Probably the most important starting point for any mathematician who will teach pre-service K-8 teachers is the MAA’s program, Preparing Mathematicians to Educate Teachers (PMET). It runs workshops, supports collaborations and regional networks, provides mini-grants, and provides a rich collection of resources.
The Illustrative Resources include links to relevant reports: NCTM’s Professional Standards for Teaching Mathematics (1991) and the CBMS Mathematical Education of Teachers (2001). There are links to four statewide initiatives, in Michigan, Oregon, Virginia, and Indiana. The Michigan program, Michigan Mathematics Teacher Educators, formed to facilitate communication and collaboration among mathematics teacher educators, is especially noteworthy as both a resource and model.
The Illustrative Resources also links to a dozen programs at specific universities and to several research and training projects including Integrating Mathematics and Pedagogy at San Diego State University and the Institute for Mathematics and Science Education at the University of Illinois at Chicago.
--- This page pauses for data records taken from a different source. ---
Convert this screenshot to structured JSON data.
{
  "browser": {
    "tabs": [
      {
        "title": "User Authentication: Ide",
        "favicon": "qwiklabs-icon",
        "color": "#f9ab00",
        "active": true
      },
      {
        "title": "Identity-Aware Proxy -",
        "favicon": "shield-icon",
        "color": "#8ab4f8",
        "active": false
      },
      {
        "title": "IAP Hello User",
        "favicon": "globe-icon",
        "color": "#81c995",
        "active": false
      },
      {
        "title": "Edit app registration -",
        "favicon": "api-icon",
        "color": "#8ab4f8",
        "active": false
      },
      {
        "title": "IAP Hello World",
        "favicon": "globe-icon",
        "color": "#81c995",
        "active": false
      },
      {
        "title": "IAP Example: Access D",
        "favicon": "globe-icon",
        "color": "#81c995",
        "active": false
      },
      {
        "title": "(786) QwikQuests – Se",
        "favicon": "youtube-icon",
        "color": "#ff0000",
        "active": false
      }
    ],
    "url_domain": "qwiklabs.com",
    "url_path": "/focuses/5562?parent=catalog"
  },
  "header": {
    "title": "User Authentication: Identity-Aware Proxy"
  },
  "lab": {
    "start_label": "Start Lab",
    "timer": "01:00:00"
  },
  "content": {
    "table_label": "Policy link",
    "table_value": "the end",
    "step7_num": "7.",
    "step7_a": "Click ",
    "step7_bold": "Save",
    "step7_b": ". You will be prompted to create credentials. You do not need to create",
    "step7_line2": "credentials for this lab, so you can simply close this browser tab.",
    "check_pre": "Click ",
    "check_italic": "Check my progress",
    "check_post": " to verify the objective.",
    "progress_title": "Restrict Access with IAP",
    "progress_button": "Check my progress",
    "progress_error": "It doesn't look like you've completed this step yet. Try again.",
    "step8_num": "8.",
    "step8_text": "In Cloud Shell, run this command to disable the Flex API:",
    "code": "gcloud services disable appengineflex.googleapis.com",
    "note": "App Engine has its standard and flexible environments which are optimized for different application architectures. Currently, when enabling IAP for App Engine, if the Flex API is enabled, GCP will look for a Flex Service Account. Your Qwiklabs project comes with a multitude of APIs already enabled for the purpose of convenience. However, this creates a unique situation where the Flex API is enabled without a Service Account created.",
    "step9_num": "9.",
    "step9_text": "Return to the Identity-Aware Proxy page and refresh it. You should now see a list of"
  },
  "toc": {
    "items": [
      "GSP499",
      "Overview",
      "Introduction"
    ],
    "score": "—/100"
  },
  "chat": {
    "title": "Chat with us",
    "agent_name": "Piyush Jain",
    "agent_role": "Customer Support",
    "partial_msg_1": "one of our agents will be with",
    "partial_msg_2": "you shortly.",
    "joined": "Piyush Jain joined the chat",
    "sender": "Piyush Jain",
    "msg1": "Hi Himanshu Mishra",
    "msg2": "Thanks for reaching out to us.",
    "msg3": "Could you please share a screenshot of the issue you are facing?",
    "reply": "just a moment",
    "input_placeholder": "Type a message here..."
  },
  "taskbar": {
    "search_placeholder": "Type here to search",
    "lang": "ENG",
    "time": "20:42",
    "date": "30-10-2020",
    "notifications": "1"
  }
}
There is a section of links on the use of classroom video in the preparation of teachers.
One of the resources I find most interesting is the US Department of Education’s Teacher Preparation Research: Current Knowledge, Gaps, and Recommendations [2], written by Suzanne Wilson, Robert Floden, and Joan Ferrini-Mundy in 2001. It is a survey of the research literature, identifying and summarizing the reliable studies that provide answers to five questions, starting with “What kinds of subject matter preparation, and how much of it, do prospective teachers need?”
In her conclusion, Liping Ma speaks of the virtuous cycle of mathematics education in China. Future teachers get a solid grounding in mathematics when they are students. In their in-service training, they have the opportunity to deepen this understanding and learn how to draw upon it in their own teaching. As teachers, they are part of network in which they are constantly receiving peer review and support, constantly learning how to teach more effectively. In the United States, this virtuous cycle fails at all three points. The in-service training, by itself, cannot correct the ills that we now face. But it does have an important role to play.
[2] Wilson, Suzanne, et al, Teacher Preparation Research: Current Knowledge, Gaps, and Recommendations, Research Report prepared for the US Dept. of Education, Center for the Study of Teaching and Policy, University of Washington, 2001. http://depts.washington.edu/ctpmail/PDFs/TeacherPrep-WFFM-02-2001.pdf
Do you know of programs, projects, or ideas that should be included in the CUPM Illustrative Resources?
Submit resources at www.maa.org/cupm/cupm_ir_submit.cfm.
We would appreciate more examples that document experiences with the use of
technology as well as examples of interdisciplinary cooperation.
David Bressoud is DeWitt Wallace Professor of Mathematics at Macalester College in St. Paul, Minnesota, he was one of the writers for the Curriculum Guide, and he currently serves as Chair of the CUPM. He wrote this column with help from his colleagues in CUPM, but it does not reflect an official position of the committee. You can reach him at bressoud@macalester.edu. |